Again, evolution for night hunting seems to be the explanation. The tapetum, a reflecting membrane, enhances light reaching a dog’s eyes. However, it also scatters some of the light, making their eyes less able to focus on minute details.
What Do Dogs See When They Watch TV?
In the old days, prior to flat-screen TVs, dogs most likely viewed the television as a giant flashing light. This is due to the fact that, despite they appeared to be continuously generating light, previous televisions actually flickered at a rate that was only faster than the human eye could perceive (which is about 60Hz, or 60 cycles a second).
Because most dogs are able to detect light flickering at a frequency of approximately 70–80 Hz, it is likely that they saw these screens as a strobe lighting machine.
In today’s world, however, the refresh rate of a modern flat-screen television is approximately 120 Hz. This means that dogs can get a general idea of what we are seeing on the screen. Even without the use of audible cues, dogs have been found to be able to distinguish between canines and other animals on modern screen.
What Does This Mean to You and Your Dog?
This makes sense because you now know that dogs are unable to see certain colors, thus it would be in your best interest to purchase things that highlight the colors they can see. With this knowledge, it may be possible to explain why certain dogs get obsessed with yellow tennis balls but are apathetic to the same ball in pink or red.
Picking something red for your dog to retrieve in the grass or water is a bad idea if you want him to get it. He will loose it if you choose something red for him. When teaching your dog to distinguish between two toys or obedience training dumbells, it is best to use two different colors: one blue and one yellow.
Maintaining Healthy Vision in Dogs
While dogs have exceptional senses of smell and hearing, it is apparent that their eyes are also essential for them to lead a normal life. Providing a dog with a nutritious meal frequently is all that is required to promote healthy vision in the animal.

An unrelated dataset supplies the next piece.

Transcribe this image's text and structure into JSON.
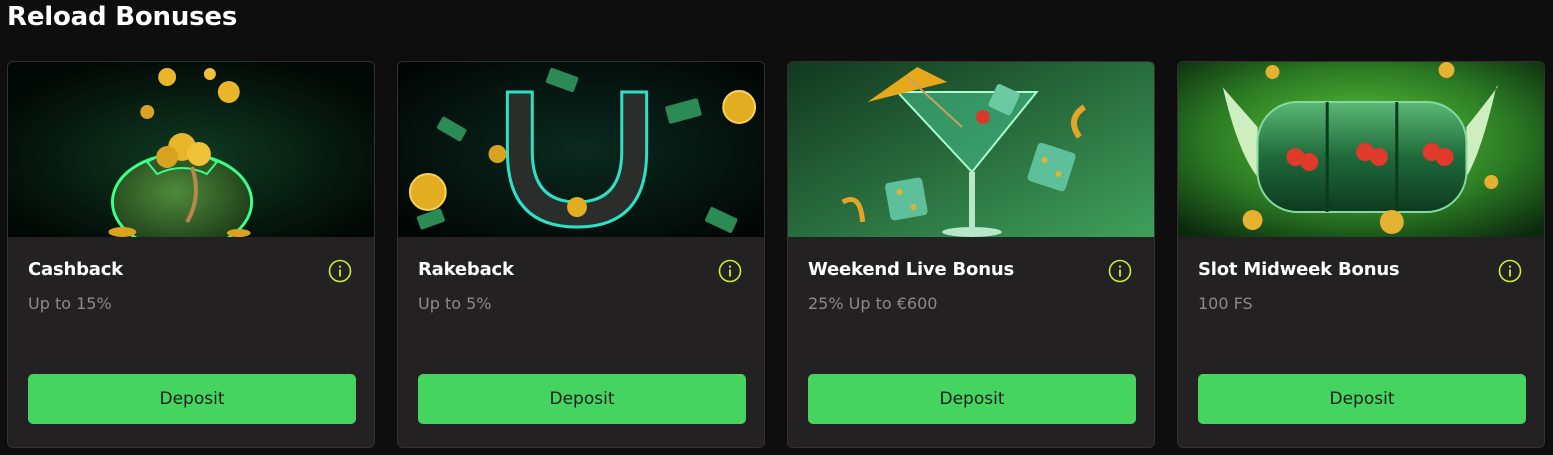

If you’re looking for a healthy snack, carrots are a good choice. Carrots can be beneficial to our dogs’ eyes in the same way that they are beneficial to our own. They are a fantastic source of beta-carotene, provitamin A, vitamins B, C, D, E, and K, as well as a variety of other minerals and antioxidants.
Other critical nutrients for vision include omega-3 fatty acids, such as eicosapentaenoic acid (EPA) and docosahexaenoic acid (DHA), as well as vitamin A and C. (DHA). A dog food that contains cold water fish is an excellent approach to ensure that your dog’s diet has an adequate amount of EPA and DHA.